(This morning, 27 March 2008, I wrote in my journal what I saw through the front window. I looked at it and thought of how I'd never written a haiku before. Feel free to help me get it right, wiki-wise.)


SPRING HAIKU

Snow on the cold wind
through bright waves of rising sun.
Skittering glass flakes.

(I wrote this bunch of words for a "Backstage Graffiti" column in Meridian Magazine in 2002. Right now it's snowing outside, this 5 November 2008. Please pardon the didactics in the prose context.)

When I awoke on this spring morning, snow was gently falling in wide feathery cookies, light as air. Gazillions of them. As they fell down through the baby leaves on the aspens, neither disturbed the other—they were that light. This might be some of the last snow of the season. When it falls unexpectedly, out of time somehow, it sort of stops your head in its tired little circuit of worries and makes you gaze out the window and think about things. Maybe it reminds us how our lives can change as completely as snow changes the world. I wrote this poem nine years ago on the occasion of that season's first snow.

The first snow of the year
is falling, wide flakes swirling
and slanting through stuttering sunshine.
A little catches on the grass.

I think of deep snowfall
on some other winter, and you.

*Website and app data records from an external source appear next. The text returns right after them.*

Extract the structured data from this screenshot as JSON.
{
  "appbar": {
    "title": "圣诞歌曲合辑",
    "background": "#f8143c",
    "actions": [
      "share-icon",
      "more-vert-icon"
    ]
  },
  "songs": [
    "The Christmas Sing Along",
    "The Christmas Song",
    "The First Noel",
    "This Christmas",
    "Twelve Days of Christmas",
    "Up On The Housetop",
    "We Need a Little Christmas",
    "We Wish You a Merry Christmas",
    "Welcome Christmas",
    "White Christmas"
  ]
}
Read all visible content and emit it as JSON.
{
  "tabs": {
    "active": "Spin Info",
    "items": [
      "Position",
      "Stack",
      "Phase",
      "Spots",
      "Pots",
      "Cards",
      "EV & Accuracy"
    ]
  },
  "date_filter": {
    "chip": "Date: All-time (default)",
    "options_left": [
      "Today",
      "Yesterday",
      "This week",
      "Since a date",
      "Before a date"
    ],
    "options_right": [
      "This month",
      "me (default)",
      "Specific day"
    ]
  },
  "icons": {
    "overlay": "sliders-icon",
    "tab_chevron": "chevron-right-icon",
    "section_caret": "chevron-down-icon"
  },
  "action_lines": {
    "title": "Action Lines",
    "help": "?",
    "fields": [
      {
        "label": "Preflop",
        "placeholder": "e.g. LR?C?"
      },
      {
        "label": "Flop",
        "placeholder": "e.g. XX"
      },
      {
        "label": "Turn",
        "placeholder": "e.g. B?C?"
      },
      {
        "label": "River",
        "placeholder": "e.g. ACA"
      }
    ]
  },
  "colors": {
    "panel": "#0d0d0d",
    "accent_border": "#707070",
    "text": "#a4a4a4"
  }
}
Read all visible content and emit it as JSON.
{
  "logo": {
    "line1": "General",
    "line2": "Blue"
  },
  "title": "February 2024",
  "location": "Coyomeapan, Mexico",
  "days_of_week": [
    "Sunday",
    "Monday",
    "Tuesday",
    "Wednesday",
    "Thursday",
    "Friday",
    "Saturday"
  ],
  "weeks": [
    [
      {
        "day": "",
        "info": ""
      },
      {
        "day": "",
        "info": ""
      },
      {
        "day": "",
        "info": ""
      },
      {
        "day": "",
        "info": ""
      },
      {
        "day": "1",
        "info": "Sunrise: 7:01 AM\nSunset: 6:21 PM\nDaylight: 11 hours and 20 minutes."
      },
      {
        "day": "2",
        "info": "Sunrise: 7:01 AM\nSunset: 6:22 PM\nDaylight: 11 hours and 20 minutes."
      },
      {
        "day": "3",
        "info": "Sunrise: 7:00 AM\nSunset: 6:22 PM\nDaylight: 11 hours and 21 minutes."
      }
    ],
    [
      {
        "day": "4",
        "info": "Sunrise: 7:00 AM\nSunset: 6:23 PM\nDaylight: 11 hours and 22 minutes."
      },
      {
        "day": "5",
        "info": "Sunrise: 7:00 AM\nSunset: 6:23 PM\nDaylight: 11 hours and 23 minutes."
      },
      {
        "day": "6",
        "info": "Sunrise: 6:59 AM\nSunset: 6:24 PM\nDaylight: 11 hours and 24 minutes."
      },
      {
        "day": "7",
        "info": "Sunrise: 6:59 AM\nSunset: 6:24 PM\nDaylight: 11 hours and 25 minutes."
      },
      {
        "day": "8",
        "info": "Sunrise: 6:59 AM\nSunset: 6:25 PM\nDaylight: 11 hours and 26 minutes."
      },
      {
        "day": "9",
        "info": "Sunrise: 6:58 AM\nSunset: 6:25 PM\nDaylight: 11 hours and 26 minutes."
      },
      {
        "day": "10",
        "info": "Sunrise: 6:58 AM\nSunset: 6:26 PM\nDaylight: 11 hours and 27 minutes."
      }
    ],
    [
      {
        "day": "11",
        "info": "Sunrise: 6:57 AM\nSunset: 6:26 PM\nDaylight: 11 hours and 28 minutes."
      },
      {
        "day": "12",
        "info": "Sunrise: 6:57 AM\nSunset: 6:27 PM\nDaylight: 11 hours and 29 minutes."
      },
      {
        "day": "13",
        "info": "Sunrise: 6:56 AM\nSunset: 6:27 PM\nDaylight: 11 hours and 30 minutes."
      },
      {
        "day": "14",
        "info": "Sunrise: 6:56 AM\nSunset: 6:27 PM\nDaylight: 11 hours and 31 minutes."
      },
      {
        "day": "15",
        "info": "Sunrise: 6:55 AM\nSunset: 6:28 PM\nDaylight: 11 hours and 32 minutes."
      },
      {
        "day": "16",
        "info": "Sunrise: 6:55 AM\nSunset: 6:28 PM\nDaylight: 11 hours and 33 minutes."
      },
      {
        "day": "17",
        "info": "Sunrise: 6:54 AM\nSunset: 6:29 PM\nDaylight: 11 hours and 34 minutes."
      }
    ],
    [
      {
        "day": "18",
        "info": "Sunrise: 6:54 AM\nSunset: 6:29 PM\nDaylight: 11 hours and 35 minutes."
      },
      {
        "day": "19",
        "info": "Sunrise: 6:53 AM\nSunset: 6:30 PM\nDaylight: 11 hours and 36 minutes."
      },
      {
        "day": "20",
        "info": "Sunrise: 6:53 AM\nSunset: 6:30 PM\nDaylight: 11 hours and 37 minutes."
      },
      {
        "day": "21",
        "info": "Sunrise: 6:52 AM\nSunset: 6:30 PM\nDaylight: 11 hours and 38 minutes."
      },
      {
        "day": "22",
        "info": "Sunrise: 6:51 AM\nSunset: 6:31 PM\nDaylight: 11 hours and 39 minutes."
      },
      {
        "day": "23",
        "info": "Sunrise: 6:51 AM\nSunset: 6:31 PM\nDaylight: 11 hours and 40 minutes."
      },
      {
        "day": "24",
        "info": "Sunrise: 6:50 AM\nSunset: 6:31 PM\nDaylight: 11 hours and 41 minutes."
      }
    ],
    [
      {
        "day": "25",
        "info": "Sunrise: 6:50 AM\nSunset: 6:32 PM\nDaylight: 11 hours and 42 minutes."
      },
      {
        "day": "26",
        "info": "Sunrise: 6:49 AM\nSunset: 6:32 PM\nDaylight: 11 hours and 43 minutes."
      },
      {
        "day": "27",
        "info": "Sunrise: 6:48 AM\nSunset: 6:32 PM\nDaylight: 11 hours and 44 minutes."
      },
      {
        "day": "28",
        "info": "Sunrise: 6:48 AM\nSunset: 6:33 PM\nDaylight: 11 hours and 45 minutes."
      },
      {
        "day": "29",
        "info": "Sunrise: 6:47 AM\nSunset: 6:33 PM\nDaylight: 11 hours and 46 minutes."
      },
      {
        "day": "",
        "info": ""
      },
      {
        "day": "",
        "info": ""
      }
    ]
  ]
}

The sun is back.
The street shines black
and grass is green.
Still, snowflakes wander
like moths.
     

It's a gift, really, snow. It just, for no apparent practical reason, looks beautiful as it falls. Then it's beautiful as it lies there. Then, when we need water, that's what snow becomes, having been stored and delivered in ways we could never have thought of, let alone executed. Beautiful ways.